Derek's name is stamped in underneath all the other letters
An interesting phenomena could be observed if you were just watching the name plates from the start of the project to the end. As the teacher came around the table, helping one kid after another, the extra letters magically disappeared and the order somehow rearranged itself so that even long names were correctly ordered by the time she swept past. Interestingly, the teacher didn't appear to take over the project, just to whisper hints in the kids ears until JWNAOTN was remade into JONATHAN and CTR expanded into CARTER.
After the letters seemed under control, I brought out a few jars of underglaze. I asked the teacher first because depending on one's tolerance, there was already quite a lot going on at the table, but she seemed comfortable with a bit more. I opened two jars on each end of the table and asked the kids not to switch the brushes (to avoid muddy jars of identically mixed color). Eventually some of the kids asked to use the colors on the other end of the table. The girls were not seated together, but they clearly preferred purple and pink to black.
The underglaze in Molly's flowers is very thick. It should be interesting to see after firing
Riley used all of the types of tools: stamps, cookie cutters, even a flower arranging "frog" to make little holes
Alison shaped her own A but had already attached the pre-made letter
You can tell by the color contrasting letters that these boys painted the raised surfaces and then were done with the project. They were the first to leave the table.
I think Gabriel shaped some of his own letters
James has stamped-in letter underneath the coil letters
The boys seemed to prefer black.
Carter shaped his own "C" out of a coil of clay
Jonathan seemed very excited that his mom would like his project
The ones who stayed at the table longer used more underglaze and kept adding things to the surface after they'd used color. Riley, Alison and Joshua had to remove a bit of clay once their pieces got so thick I was was worried they would explode in the kiln. I had thought I could get away with not telling them that "rule" about clay.
Joshua collected most of the letters in his name without teacher help and really liked pushing tools into the wet clay

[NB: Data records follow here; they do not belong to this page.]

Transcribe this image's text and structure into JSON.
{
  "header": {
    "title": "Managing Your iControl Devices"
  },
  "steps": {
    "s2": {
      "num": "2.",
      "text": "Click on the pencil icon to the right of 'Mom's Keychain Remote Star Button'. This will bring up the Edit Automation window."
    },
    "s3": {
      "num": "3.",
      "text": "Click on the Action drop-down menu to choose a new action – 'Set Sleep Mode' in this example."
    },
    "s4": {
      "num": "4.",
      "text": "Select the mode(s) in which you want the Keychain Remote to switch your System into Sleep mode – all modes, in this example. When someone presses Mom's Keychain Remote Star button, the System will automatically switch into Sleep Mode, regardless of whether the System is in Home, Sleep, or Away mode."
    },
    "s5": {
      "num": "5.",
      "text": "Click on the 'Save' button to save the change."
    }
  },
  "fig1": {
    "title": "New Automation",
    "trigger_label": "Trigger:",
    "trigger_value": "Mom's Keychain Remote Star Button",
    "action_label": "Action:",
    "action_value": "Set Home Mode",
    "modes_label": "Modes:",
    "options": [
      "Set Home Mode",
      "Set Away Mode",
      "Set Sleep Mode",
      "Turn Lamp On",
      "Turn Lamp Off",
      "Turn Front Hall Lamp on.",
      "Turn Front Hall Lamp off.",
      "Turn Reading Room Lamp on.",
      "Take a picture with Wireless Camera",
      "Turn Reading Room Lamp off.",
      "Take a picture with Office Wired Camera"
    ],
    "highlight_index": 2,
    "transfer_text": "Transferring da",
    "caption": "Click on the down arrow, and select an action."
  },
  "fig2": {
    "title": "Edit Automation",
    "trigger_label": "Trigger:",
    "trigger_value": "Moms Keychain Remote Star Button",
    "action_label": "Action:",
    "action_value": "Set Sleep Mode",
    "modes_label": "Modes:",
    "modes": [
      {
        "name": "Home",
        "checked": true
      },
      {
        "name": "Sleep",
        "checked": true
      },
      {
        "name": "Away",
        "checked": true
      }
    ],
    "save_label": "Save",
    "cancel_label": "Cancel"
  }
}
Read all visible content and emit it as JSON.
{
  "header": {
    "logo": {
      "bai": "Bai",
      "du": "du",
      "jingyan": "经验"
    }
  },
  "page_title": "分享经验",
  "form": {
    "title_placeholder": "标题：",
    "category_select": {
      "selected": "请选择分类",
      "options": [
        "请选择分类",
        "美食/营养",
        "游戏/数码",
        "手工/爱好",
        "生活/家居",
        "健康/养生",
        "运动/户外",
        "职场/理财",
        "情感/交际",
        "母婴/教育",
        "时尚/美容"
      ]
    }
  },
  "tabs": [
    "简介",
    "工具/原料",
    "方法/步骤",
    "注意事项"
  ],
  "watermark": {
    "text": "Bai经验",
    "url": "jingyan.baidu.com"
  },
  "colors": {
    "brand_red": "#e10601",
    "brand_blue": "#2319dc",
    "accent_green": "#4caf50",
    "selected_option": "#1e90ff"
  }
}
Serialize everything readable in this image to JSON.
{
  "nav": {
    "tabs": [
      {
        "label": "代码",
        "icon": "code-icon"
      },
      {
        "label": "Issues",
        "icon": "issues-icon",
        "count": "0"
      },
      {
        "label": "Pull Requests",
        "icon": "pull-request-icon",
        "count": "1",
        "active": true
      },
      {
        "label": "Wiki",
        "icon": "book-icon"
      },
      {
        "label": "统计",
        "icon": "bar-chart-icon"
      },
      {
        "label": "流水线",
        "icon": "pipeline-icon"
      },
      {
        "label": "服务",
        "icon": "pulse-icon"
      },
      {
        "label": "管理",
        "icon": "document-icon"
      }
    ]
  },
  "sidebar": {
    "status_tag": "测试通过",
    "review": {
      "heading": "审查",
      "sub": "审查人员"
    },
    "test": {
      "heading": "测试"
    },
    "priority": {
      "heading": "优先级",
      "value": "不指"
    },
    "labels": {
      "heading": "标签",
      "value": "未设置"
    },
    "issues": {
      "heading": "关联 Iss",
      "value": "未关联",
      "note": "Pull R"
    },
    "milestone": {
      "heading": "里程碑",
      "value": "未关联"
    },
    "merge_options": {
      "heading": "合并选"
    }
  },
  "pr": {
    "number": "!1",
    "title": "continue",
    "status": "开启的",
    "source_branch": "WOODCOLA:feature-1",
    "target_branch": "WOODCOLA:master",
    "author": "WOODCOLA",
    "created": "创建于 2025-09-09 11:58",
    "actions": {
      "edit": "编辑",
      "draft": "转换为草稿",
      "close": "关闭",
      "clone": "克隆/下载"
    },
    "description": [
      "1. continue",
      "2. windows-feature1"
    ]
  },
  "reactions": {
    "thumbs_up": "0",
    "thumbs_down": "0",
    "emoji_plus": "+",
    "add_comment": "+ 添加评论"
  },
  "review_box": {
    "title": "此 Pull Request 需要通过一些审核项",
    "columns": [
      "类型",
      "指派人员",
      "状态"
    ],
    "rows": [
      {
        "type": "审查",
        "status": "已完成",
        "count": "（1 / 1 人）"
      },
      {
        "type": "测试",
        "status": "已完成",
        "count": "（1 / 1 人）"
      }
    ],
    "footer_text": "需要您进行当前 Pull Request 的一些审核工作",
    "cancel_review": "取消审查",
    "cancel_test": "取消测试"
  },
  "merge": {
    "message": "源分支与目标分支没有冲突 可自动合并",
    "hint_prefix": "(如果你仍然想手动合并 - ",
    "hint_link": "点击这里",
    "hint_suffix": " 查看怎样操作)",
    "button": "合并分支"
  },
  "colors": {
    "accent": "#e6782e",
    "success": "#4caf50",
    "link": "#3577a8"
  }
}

It was interesting to see how the kids focused on different aspects of the project. Some liked pushing things into clay and testing what shapes each tool would make. Others liked adding clay or letter shapes to the clay. Some spent time shaping the ball of wet clay apart from the name plate decorations and others got into using the underglaze. I'm not sure a similar project with adults is all that different. Some work exactly as directed, others get focused on trying all options or looking for new approaches.
I think my basic plan for the day worked as planned. The best last-minute thing I did to prepare for this project was to make the coiled letters so kids could just grab the ones they need. Some of the kids could have made their own letters but I'm not sure if all of them could. I didn't anticipate them being used as decorations themselves, however.
I did bring extra slabs of clay that I never ended up using, which made the inclusion of the cookie cutters a little odd. As it turned out I wasn't sure there was sufficient room on the table. If this were a regular project the kids could have used them. They were obviously skilled and well behaved enough to handle more variety and more methods.
I now plan to fire the dried name plates and spray or paint a clear glaze over the top. I drilled holes (or enlarged the kids' holes) in the nameplates before I laid them out in the studio to dry so that after firing they can be hung with ribbon or string.